It’s nearing the end of 2023, and while the headlines that helped make “supply chain disruptions” a part of the common vernacular have stopped (for now), supply chains still aren’t performing at the levels anyone would like.
In this post we’re going to look at what is causing supply chain issues in 2023, and how process mining can help you clear them.
We’re going to roughly group the issues into two buckets: external influences, and internal issues. Let’s start with external influences — the things happening in the world that are out of your control, that you just have to find a way to respond to.
Supply chains are incredibly complicated, with suppliers, manufacturers, and distribution centers often sitting in different locations geographically. So all you need is a minor bottleneck in a port, and suddenly your lead times are shot.
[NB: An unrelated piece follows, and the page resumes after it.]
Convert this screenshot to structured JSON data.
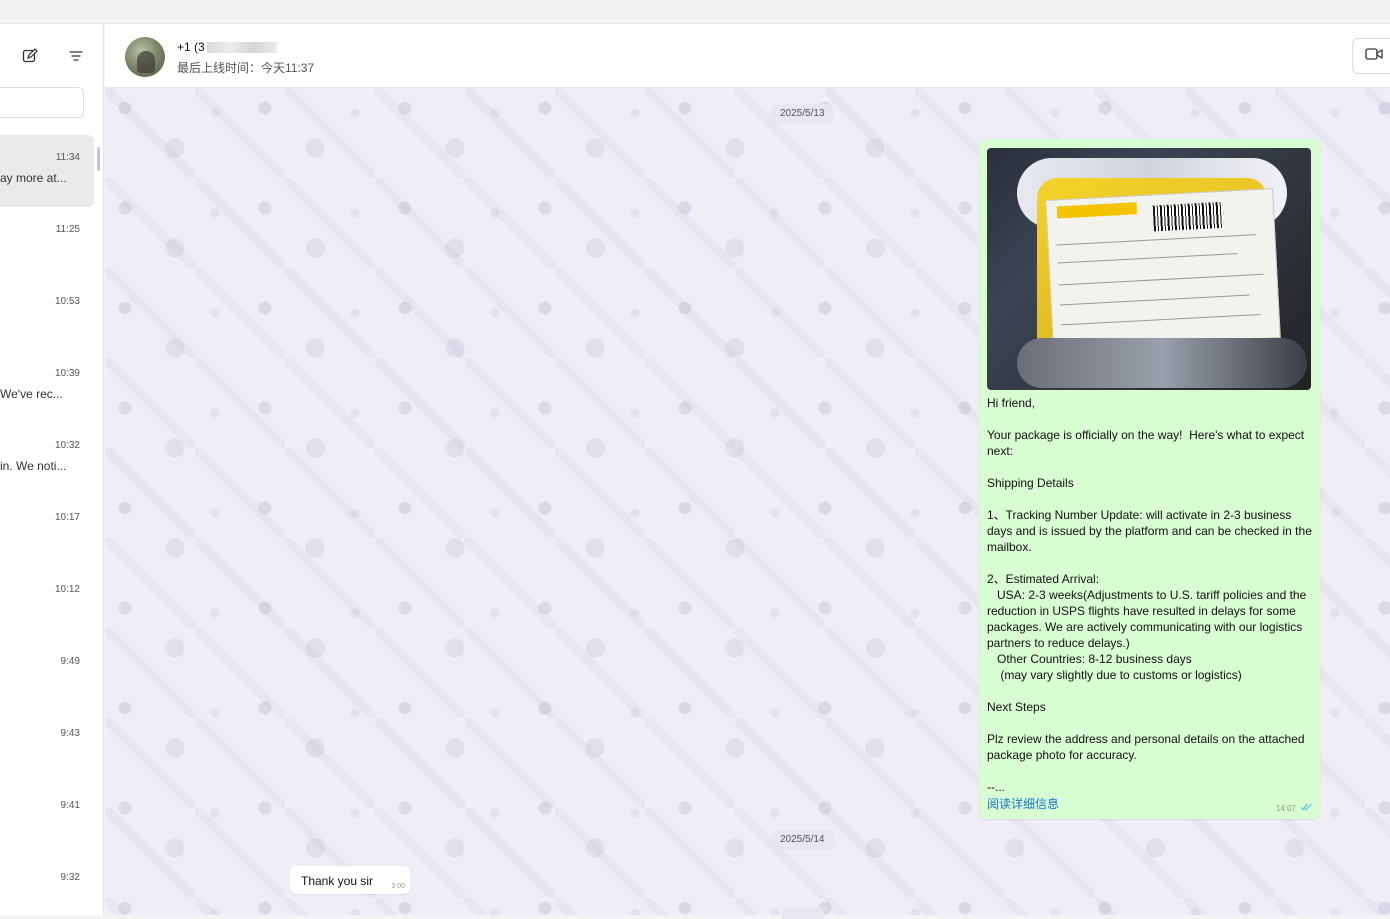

There’s a trend at the moment for companies to look at friend-shoring and near-shoring in order to try and minimize the potential disruptions, and this could help, but won’t solve the underlying issue: you don’t have visibility or control over your end-to-end lead times.
If you use process mining to get visibility into how your entire supply chain is running, you will be able to not only get a clear picture of your end-to-end lead times, but also navigate the issues causing delays.
Some process mining vendors even have out-the-box apps that can help with this specific issue, like Celonis’ (imaginatively named) End-to-End Lead Times App.
Material shortages are a major supply chain issue in 2023. In fact, KPMG reports that “71% of global companies highlight raw material costs as their number one supply chain threat for 2023.”
And that’s only considering raw materials. Once you’ve got a finished good, you’ve got stockouts, excess stock, and obsolete stock to contend with.
What you really need is a way to see where your inventory is, what can be moved within cost and time constraints, which of your suppliers is more or less reliable, more or less expensive, and be able to act dynamically.
And that’s exactly what process mining can offer. By giving you some much needed end-to-end supply chain visibility and control, you suddenly find yourself able to make swift, informed decisions. Which results in less time and money wasted, and more time spent delivering value to your customers.
We’re definitely entering a new stage of sustainability, where ‘greenwashing’ is getting called out for what it is, and Scope 3 emissions are being closely scrutinized.
This is being driven on numerous fronts: consumer and employee pressure, tighter regulations, and corporate ESG initiatives. But there’s still a massive barrier to moving from vision to action, as Scope 3 emissions are the hardest to track, and incredibly difficult to impact.
This is one area where process mining is incredibly valuable. Unlike many other sustainability tools that help to quantify and tackle Scope 1 & 2, process mining allows you to get a grasp on your Scope 3 emissions.
You can rank your suppliers by their sustainability metrics, and even plan your own transportation routes based on environmental impact. If you want to know more, check out The Realist’s Guide to Sustainable Supply Chains.
When trying to figure out what is causing supply chain issues in 2023, it’s easy to focus entirely on the external factors. They’re easier to see, and more comfortable to point to.
But it could actually be more beneficial to look at some of the internal factors driving under-performance in your supply chain. You might even notice that by tackling some of those factors, you are better able to navigate the external issues as they pop up.
A truly top-performing supply chain is all about balancing cost, cash, and service levels. But the problem is: supply chains operate in silos.
Individual teams such as Procurement, Production, and Distribution can invest in new technologies, redesign networks, and reorganize responsibilities. But when they stay within departmental silos, changes made in one department can have unintended upstream or downstream consequences for other teams.
This leads to a blame chain, where each department in the chain feels like the supply chain isn’t performing as well as it could be, disempowered to make change, and like it’s everyone else’s fault.
By using process mining, you can take a new approach to supply chain transformation, looking at the very thing supply chains are made of: processes.
You start to see how each link impacts (and is impacted by) every other link in the chain. So you can get your supply chain working as one, and navigate whatever issues come your way.
Want to know more about how process mining could help you tackle whatever issues 2023 throws at you? Check out The Insider’s Guide to Supply Chain Optimization.